Share with your friends

KPMG report: New safe harbor in proposed like-kind exchange regulations

Safe harbor in proposed like-kind exchange regulations

A new safe harbor for the acquisition of incidental personal property as part of a like-kind exchange of real property could catch unsuspecting taxpayers by surprise.

1000

Related content

The 2017 tax law (Pub. L. No. 115-97) known as the “Tax Cuts and Jobs Act” (TCJA) significantly curtailed a taxpayer’s ability to defer gain under the like-kind exchange rules of section 1031. In particular, the TCJA narrowed section 1031(a) to apply only to an exchange of real property that is: (1) held for productive use in a trade or business or for investment; and (2) not held primarily for sale. As a result, for property exchanges occurring after December 31, 2017, gain (or loss) realized on the sale of personal property (both tangible and intangible) is no longer eligible for deferral under section 1031.

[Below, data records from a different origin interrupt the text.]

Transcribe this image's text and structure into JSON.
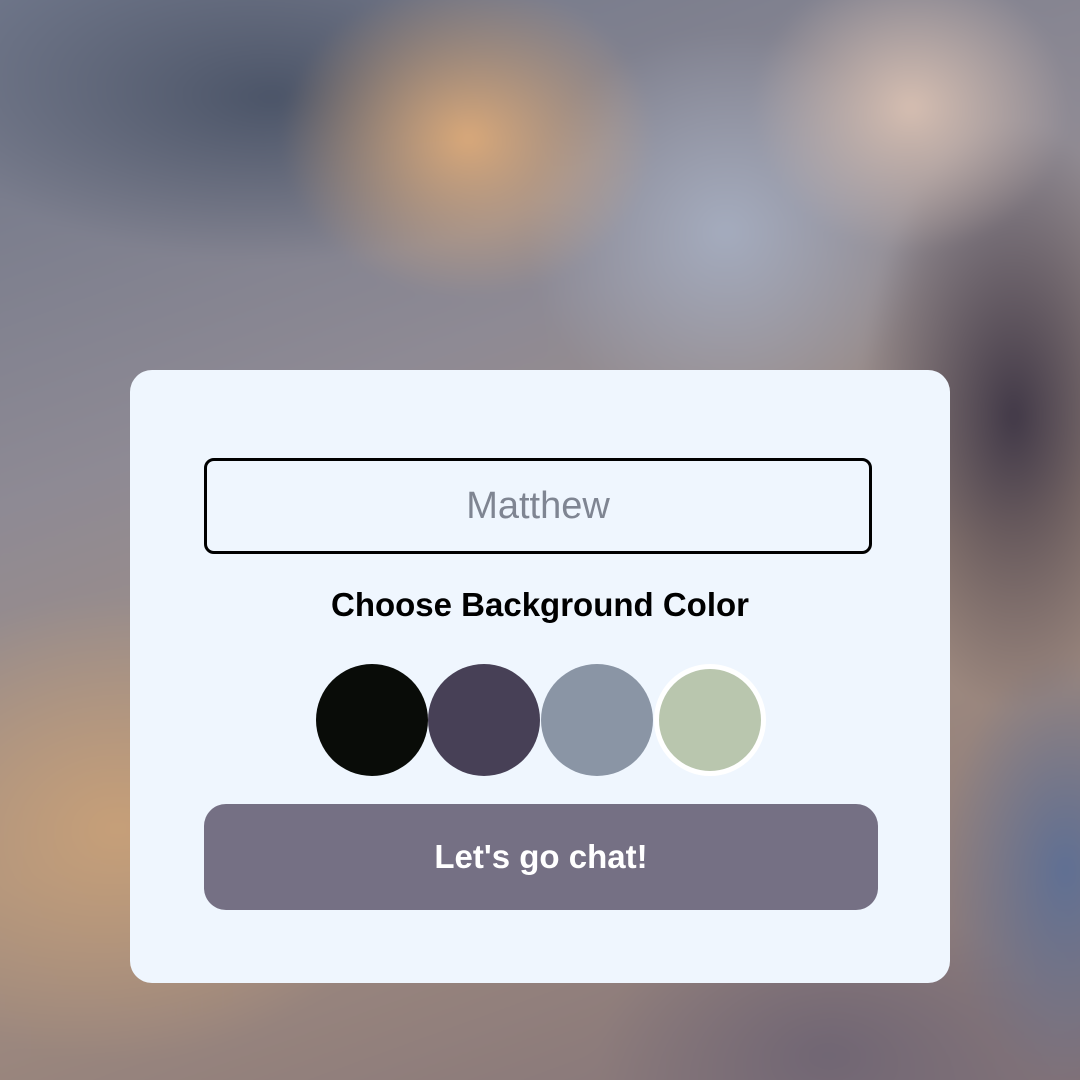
{
  "start_screen": {
    "name_input": {
      "placeholder": "Matthew",
      "value": ""
    },
    "color_heading": "Choose Background Color",
    "colors": [
      {
        "name": "black",
        "hex": "#090c08"
      },
      {
        "name": "purple",
        "hex": "#474056"
      },
      {
        "name": "grey",
        "hex": "#8a95a5"
      },
      {
        "name": "green",
        "hex": "#b9c6ae"
      }
    ],
    "selected_color": "green",
    "chat_button_label": "Let's go chat!"
  },
  "theme": {
    "card_background": "#eff6fe",
    "button_background": "#757084",
    "button_text": "#ffffff"
  }
}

Because section 1031 is now limited to real property, the definition of what constitutes real property for purposes of section 1031 has taken on increased importance. The U.S. Treasury Department and IRS in June 2020 released proposed regulations the primary purpose of which was to define, for the first time, the term “real property” for section 1031 purposes. As part of the proposed regulations, the IRS also proposed a new safe harbor in the deferred like-kind exchange regulations for the acquisition of incidental personal property as part of a like-kind exchange of real property.


Read a September 2020 report [PDF 113 KB] prepared by KPMG LLP that provides an overview of the new proposed safe harbor and highlights certain traps embedded in the safe harbor that could catch unsuspecting taxpayers by surprise: What’s News in Tax: A Wolf in Sheep’s Clothing: The IRS Creates a New Safe Harbor in Proposed Like-Kind Exchange Regulations

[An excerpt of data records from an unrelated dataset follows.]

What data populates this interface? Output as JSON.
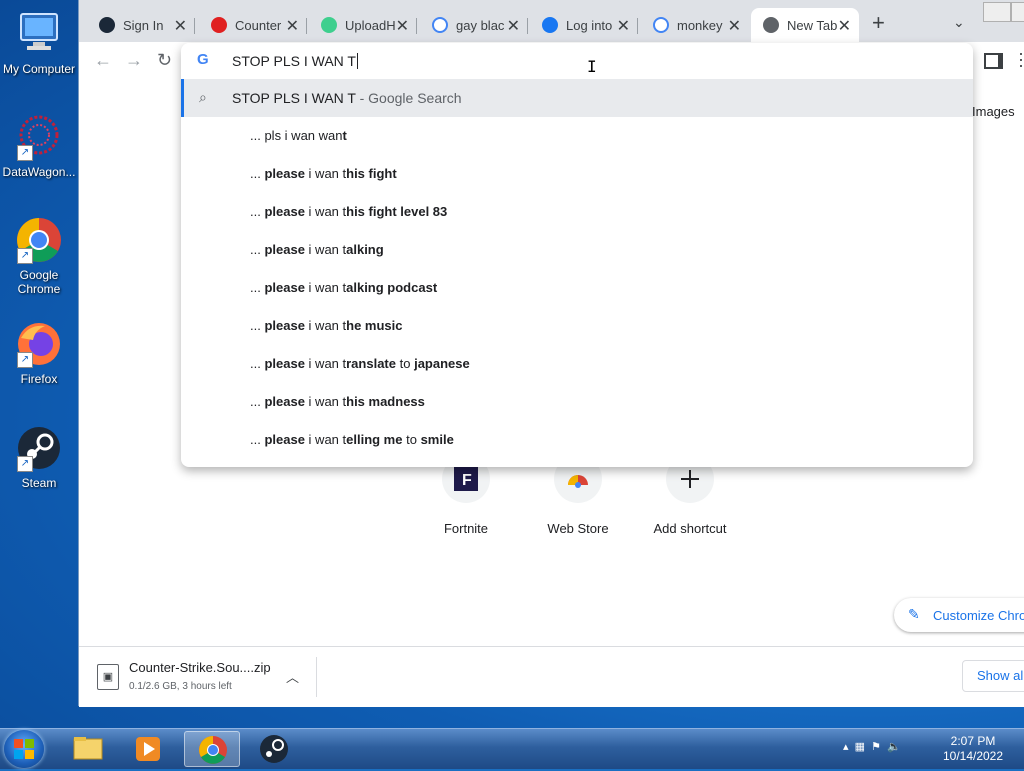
{
  "desktop": {
    "icons": [
      {
        "label": "My Computer"
      },
      {
        "label": "DataWagon..."
      },
      {
        "label": "Google Chrome"
      },
      {
        "label": "Firefox"
      },
      {
        "label": "Steam"
      }
    ]
  },
  "browser": {
    "tabs": [
      {
        "title": "Sign In",
        "icon": "steam-icon"
      },
      {
        "title": "Counter",
        "icon": "counter-icon"
      },
      {
        "title": "UploadH",
        "icon": "upload-icon"
      },
      {
        "title": "gay blac",
        "icon": "google-icon"
      },
      {
        "title": "Log into",
        "icon": "facebook-icon"
      },
      {
        "title": "monkey",
        "icon": "google-icon"
      },
      {
        "title": "New Tab",
        "icon": "chrome-icon",
        "active": true
      }
    ],
    "omnibox": {
      "query": "STOP PLS I WAN T",
      "top_suggestion": {
        "text": "STOP PLS I WAN T",
        "suffix": " - Google Search"
      },
      "suggestions": [
        {
          "prefix": "... pls i wan wan",
          "bold": "t",
          "rest": ""
        },
        {
          "prefix": "... ",
          "bold_word": "please",
          "mid": " i wan t",
          "bold": "his fight"
        },
        {
          "prefix": "... ",
          "bold_word": "please",
          "mid": " i wan t",
          "bold": "his fight level 83"
        },
        {
          "prefix": "... ",
          "bold_word": "please",
          "mid": " i wan t",
          "bold": "alking"
        },
        {
          "prefix": "... ",
          "bold_word": "please",
          "mid": " i wan t",
          "bold": "alking podcast"
        },
        {
          "prefix": "... ",
          "bold_word": "please",
          "mid": " i wan t",
          "bold": "he music"
        },
        {
          "prefix": "... ",
          "bold_word": "please",
          "mid": " i wan t",
          "bold": "ranslate",
          "mid2": " to ",
          "bold2": "japanese"
        },
        {
          "prefix": "... ",
          "bold_word": "please",
          "mid": " i wan t",
          "bold": "his madness"
        },
        {
          "prefix": "... ",
          "bold_word": "please",
          "mid": " i wan t",
          "bold": "elling me",
          "mid2": " to ",
          "bold2": "smile"
        }
      ]
    },
    "new_tab": {
      "images_link": "Images",
      "shortcuts": [
        {
          "name": "Fortnite"
        },
        {
          "name": "Web Store"
        },
        {
          "name": "Add shortcut"
        }
      ],
      "customize_label": "Customize Chro"
    },
    "downloads": {
      "file_name": "Counter-Strike.Sou....zip",
      "status": "0.1/2.6 GB, 3 hours left",
      "show_all": "Show all"
    }
  },
  "taskbar": {
    "time": "2:07 PM",
    "date": "10/14/2022"
  },
  "colors": {
    "accent": "#1a73e8",
    "tabstrip": "#dee1e6",
    "desktop": "#1c78d0"
  }
}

The KPMG logo and name are trademarks of KPMG International. KPMG International is a Swiss cooperative that serves as a coordinating entity for a network of independent member firms. KPMG International provides no audit or other client services. Such services are provided solely by member firms in their respective geographic areas. KPMG International and its member firms are legally distinct and separate entities. They are not and nothing contained herein shall be construed to place these entities in the relationship of parents, subsidiaries, agents, partners, or joint venturers. No member firm has any authority (actual, apparent, implied or otherwise) to obligate or bind KPMG International or any member firm in any manner whatsoever. The information contained in herein is of a general nature and is not intended to address the circumstances of any particular individual or entity. Although we endeavor to provide accurate and timely information, there can be no guarantee that such information is accurate as of the date it is received or that it will continue to be accurate in the future. No one should act on such information without appropriate professional advice after a thorough examination of the particular situation. For more information, contact KPMG's Federal Tax Legislative and Regulatory Services Group at: + 1 202 533 4366, 1801 K Street NW, Washington, DC 20006.

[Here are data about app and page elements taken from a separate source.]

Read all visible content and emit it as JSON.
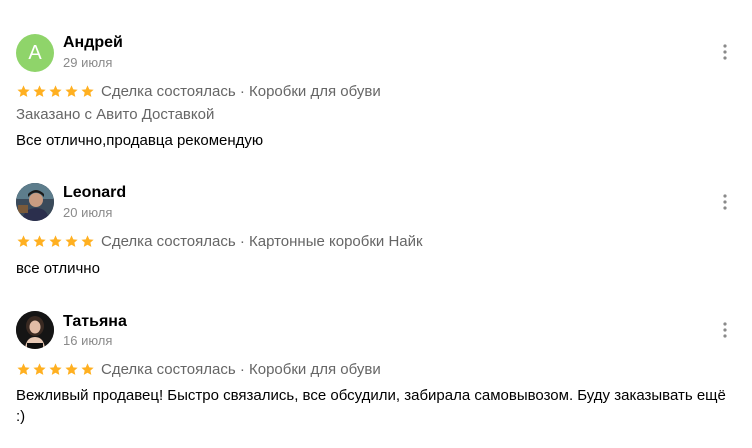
{
  "reviews": [
    {
      "author": "Андрей",
      "avatar_letter": "A",
      "date": "29 июля",
      "rating": 5,
      "meta": "Сделка состоялась · Коробки для обуви",
      "delivery": "Заказано с Авито Доставкой",
      "text": "Все отлично,продавца рекомендую"
    },
    {
      "author": "Leonard",
      "date": "20 июля",
      "rating": 5,
      "meta": "Сделка состоялась · Картонные коробки Найк",
      "text": "все отлично"
    },
    {
      "author": "Татьяна",
      "date": "16 июля",
      "rating": 5,
      "meta": "Сделка состоялась · Коробки для обуви",
      "text": "Вежливый продавец! Быстро связались, все обсудили, забирала самовывозом. Буду заказывать ещё :)"
    }
  ],
  "colors": {
    "star": "#ffb021",
    "avatar_letter_bg": "#8fd46a",
    "secondary_text": "#666666",
    "date_text": "#8a8a8a"
  },
  "icons": {
    "more": "more-vertical-icon",
    "star": "star-icon"
  }
}
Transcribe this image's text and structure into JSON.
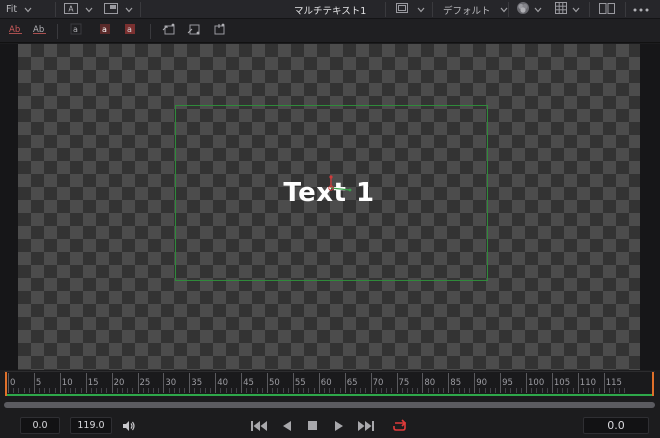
{
  "topbar": {
    "zoom_label": "Fit",
    "title": "マルチテキスト1",
    "layout_label": "デフォルト"
  },
  "viewer": {
    "text": "Text 1",
    "safe_frame_color": "#2f8a3a"
  },
  "timeline": {
    "ticks": [
      "0",
      "5",
      "10",
      "15",
      "20",
      "25",
      "30",
      "35",
      "40",
      "45",
      "50",
      "55",
      "60",
      "65",
      "70",
      "75",
      "80",
      "85",
      "90",
      "95",
      "100",
      "105",
      "110",
      "115"
    ],
    "start_marker_color": "#e0702a",
    "range_color": "#2ea84a"
  },
  "transport": {
    "render_start": "0.0",
    "render_end": "119.0",
    "current_time": "0.0",
    "loop_color": "#e03a3a"
  }
}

Connect with us

 

Want to do business with KPMG?

 

loading image Request for proposal